In 2021 alone, FDA-regulated companies reported 427 recalls at the end of the year. On average, 1,279 drugs are recalled annually. Despite the abundance of recalls, it is not always a cut-and-dry process. Contrary to popular belief, the FDA cannot execute a drug recall, but it can order the recall of a device. Instead, the decision to issue a recall rests with manufacturers. Depending on the potential hazards and reported injuries or deaths, the FDA will categorize a recall in varying classes. The decision and process of pulling devices or drugs from the market can prove complicated and challenging.
What is a Recall?
A recall is a process of removing or correcting products that violate laws administered by the Food and Drug Administration (FDA). Recalls are voluntary actions that serve as an alternative to FDA-initiated court action for removing or correcting violative products. An entity usually initiates a recall to protect the public from a defective or harmful product. Manufacturers and distributors will issue a voluntary recall to preserve the well-being of consumers in the event a product presents a supposed risk. Various problems may prompt a recall, including faulty packaging, bacterial infections, or malfunctioning implanted devices. Medical devices, drugs, vaccines, pet treats, food and beverages, and cosmetics are all subject to potential recalls.
Initiating a Recall
According to the FDA, manufacturers and distributors have a responsibility to keep the public safe from harmful products or devices. While the agency can recommend a drug recall, the FDA cannot mandate a company to recall potentially hazardous drugs. In these cases, the manufacturer or distributor must decide to issue a recall. However, the FDA can force a manufacturer to recall a device if it presents a reasonable probability of injury or death for consumers. In addition to devices, the FDA can also demand mandatory recalls of vaccines and blood products made from human cells or tissue. The FDA typically reserves these orders for urgent situations.
Oftentimes, companies do not initiate recalls unless the FDA raises concerns over the product. The FDA may identify issues through adverse health reports, scientific studies, or by inspecting manufacturing facilities. Although, companies may choose to remove or correct a product for any reason and under any circumstance. In firm-initiated recalls, the company must immediately inform the FDA.
Health Hazard Evaluation
The FDA examines the possible health hazards associated with products in the process of recall or ones considered for recall. During this review, the agency assesses a comprehensive list of criteria against the drug or device. The FDA takes the following factors into account:
- Whether it has received reports of injury or death caused by the product
- Whether any existing conditions could contribute to a clinical situation that could expose humans or animals to a health hazard
- Determining what segments of the population are at greater risk
- Analyzing the severity of the potential hazard
- The likelihood of a hazard occurring
- Assessing the long-term consequences if the hazard were to happen
This determination allows the FDA to consider how to categorize the recall.
The FDA designed a numerical designation dependent on the health hazard evaluation for recalled products. The agency divides the classes into:
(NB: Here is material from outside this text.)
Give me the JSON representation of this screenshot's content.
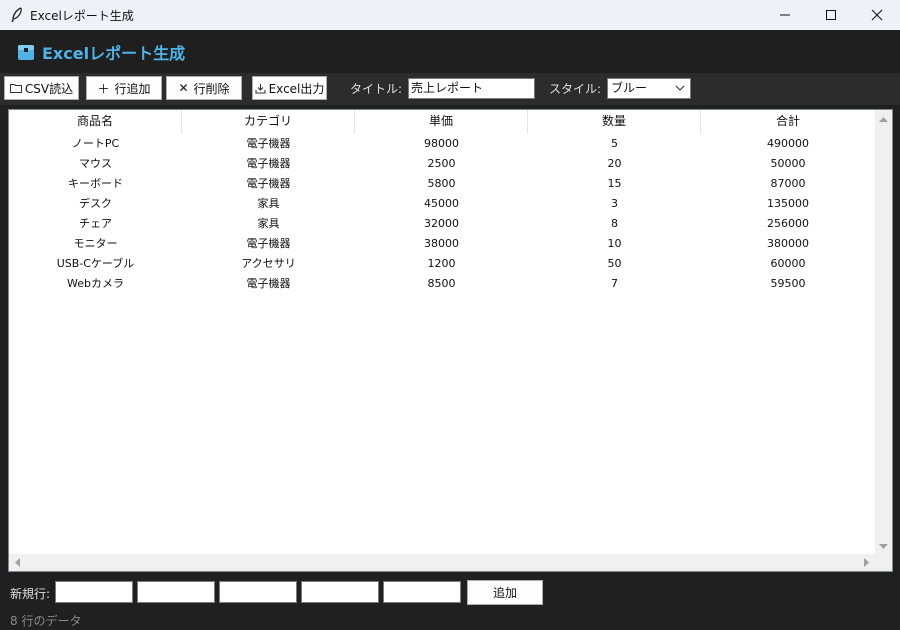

- Class I – the product presents a reasonable probability of adverse health consequences or death for users. This is the FDA’s most severe type of recall.
- Class II – the product may cause temporary or medically reversible adverse health consequences. Also, the possibility of serious injury is not as likely as in Class I recalls. Class II is the most common recall.
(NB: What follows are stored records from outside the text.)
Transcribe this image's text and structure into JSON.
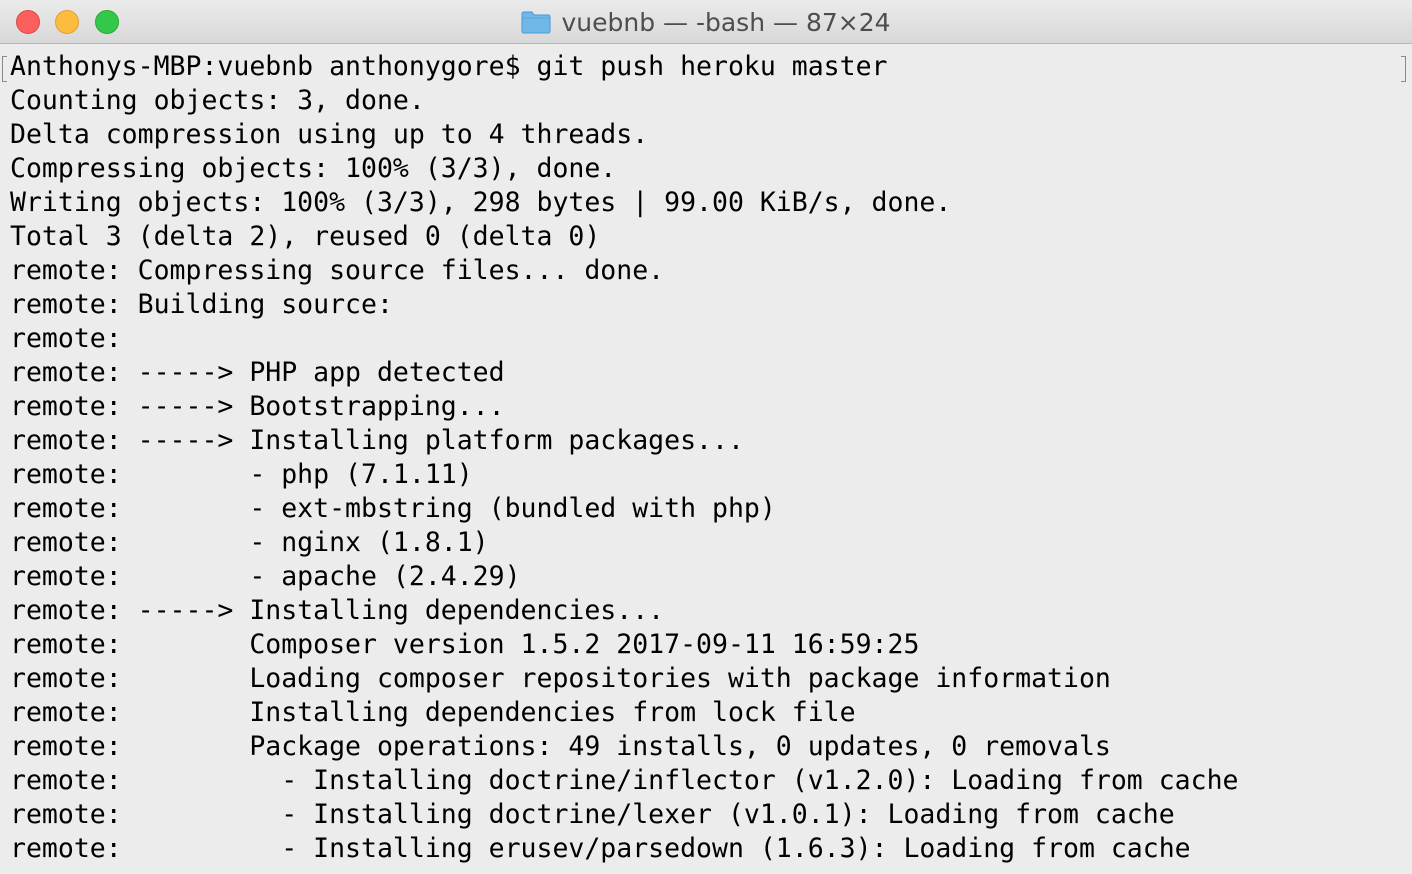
{
  "window": {
    "title": "vuebnb — -bash — 87×24",
    "colors": {
      "close": "#fc605c",
      "minimize": "#fdbc40",
      "zoom": "#34c84a",
      "folder": "#6fb8e8",
      "terminal_bg": "#ececec",
      "text": "#000000"
    }
  },
  "icons": {
    "close": "close-icon",
    "minimize": "minimize-icon",
    "zoom": "zoom-icon",
    "folder": "folder-icon"
  },
  "terminal": {
    "lines": [
      "Anthonys-MBP:vuebnb anthonygore$ git push heroku master",
      "Counting objects: 3, done.",
      "Delta compression using up to 4 threads.",
      "Compressing objects: 100% (3/3), done.",
      "Writing objects: 100% (3/3), 298 bytes | 99.00 KiB/s, done.",
      "Total 3 (delta 2), reused 0 (delta 0)",
      "remote: Compressing source files... done.",
      "remote: Building source:",
      "remote:",
      "remote: -----> PHP app detected",
      "remote: -----> Bootstrapping...",
      "remote: -----> Installing platform packages...",
      "remote:        - php (7.1.11)",
      "remote:        - ext-mbstring (bundled with php)",
      "remote:        - nginx (1.8.1)",
      "remote:        - apache (2.4.29)",
      "remote: -----> Installing dependencies...",
      "remote:        Composer version 1.5.2 2017-09-11 16:59:25",
      "remote:        Loading composer repositories with package information",
      "remote:        Installing dependencies from lock file",
      "remote:        Package operations: 49 installs, 0 updates, 0 removals",
      "remote:          - Installing doctrine/inflector (v1.2.0): Loading from cache",
      "remote:          - Installing doctrine/lexer (v1.0.1): Loading from cache",
      "remote:          - Installing erusev/parsedown (1.6.3): Loading from cache"
    ]
  }
}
- Class III – the product is not likely to cause any harm.
After the FDA determines the classification for the recall, the agency advises the recalling company to formulate a recall strategy. The FDA instructs the firm to consider the health hazard evaluation, how easy it is to identify the product, and how apparent the deficiency is for the consumer when developing a recall strategy. Next, the FDA will review the recall strategy and work with the company to make any necessary recommendations. An effective recall strategy will tackle three key elements, depth of recall, public warning, and effectiveness checks.
Depth of recall dictates what level the recall applies to in the distribution chain. The product’s potential hazard decides if the recall extends to a consumer level, retail level, or wholesale level. Also, a recall strategy may or may not include a public warning, which alerts the public that a recalled product may cause injury. If a recall necessitates a public warning then the recall strategy will define if general or specialized news media will deliver the information. Finally, the manufacturer will perform effectiveness checks to ensure that all appropriate parties indicated by the depth of recall received notification and took the appropriate action. The recaller may utilize personal visits, phone calls, letters, or a combination of these to conduct effectiveness checks.
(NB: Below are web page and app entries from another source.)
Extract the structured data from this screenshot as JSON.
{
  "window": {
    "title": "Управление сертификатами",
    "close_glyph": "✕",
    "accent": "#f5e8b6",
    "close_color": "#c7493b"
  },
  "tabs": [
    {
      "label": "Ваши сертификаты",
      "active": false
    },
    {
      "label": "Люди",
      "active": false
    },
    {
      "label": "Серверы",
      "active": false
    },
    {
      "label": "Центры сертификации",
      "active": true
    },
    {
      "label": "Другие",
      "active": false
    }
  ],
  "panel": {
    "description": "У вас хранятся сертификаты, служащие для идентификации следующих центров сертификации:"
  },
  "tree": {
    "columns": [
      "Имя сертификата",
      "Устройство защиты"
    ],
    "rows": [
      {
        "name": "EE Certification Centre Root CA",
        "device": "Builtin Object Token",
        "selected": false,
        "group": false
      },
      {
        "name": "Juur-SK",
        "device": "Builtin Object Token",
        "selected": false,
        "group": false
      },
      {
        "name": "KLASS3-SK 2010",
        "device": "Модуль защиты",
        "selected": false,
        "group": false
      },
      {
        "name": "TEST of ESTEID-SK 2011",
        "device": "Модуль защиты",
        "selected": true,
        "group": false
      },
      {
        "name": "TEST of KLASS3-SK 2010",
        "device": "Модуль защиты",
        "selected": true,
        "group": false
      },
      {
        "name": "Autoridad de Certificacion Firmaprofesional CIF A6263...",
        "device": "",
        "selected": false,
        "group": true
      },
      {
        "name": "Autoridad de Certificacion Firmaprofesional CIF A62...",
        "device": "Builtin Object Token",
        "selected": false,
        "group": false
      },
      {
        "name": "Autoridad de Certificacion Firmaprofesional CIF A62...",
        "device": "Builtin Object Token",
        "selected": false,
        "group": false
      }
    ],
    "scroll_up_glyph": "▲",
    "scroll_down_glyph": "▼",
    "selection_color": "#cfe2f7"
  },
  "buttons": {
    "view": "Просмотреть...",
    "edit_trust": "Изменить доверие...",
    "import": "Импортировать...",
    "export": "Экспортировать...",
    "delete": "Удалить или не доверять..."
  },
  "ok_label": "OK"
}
After the Initial Recall
The FDA requires the manufacturer to submit periodic recall status reports so the agency can monitor the recall’s progress. How often the company sends these reports depends on the urgency of the recall, but generally, the FDA sets the reporting interval between two to four weeks. Eventually, once the company meets the requirements defined in the recall strategy to correct or remove the affected product, the FDA will terminate the recall.
Each year the FDA warns the public of numerous recalls ranging from medical devices to contaminated food products and dangerous drugs. FDA approval of devices, drugs, and products, does not assure safety. Even if a product obtains FDA authorization, it does not prevent it from being recalled in the future.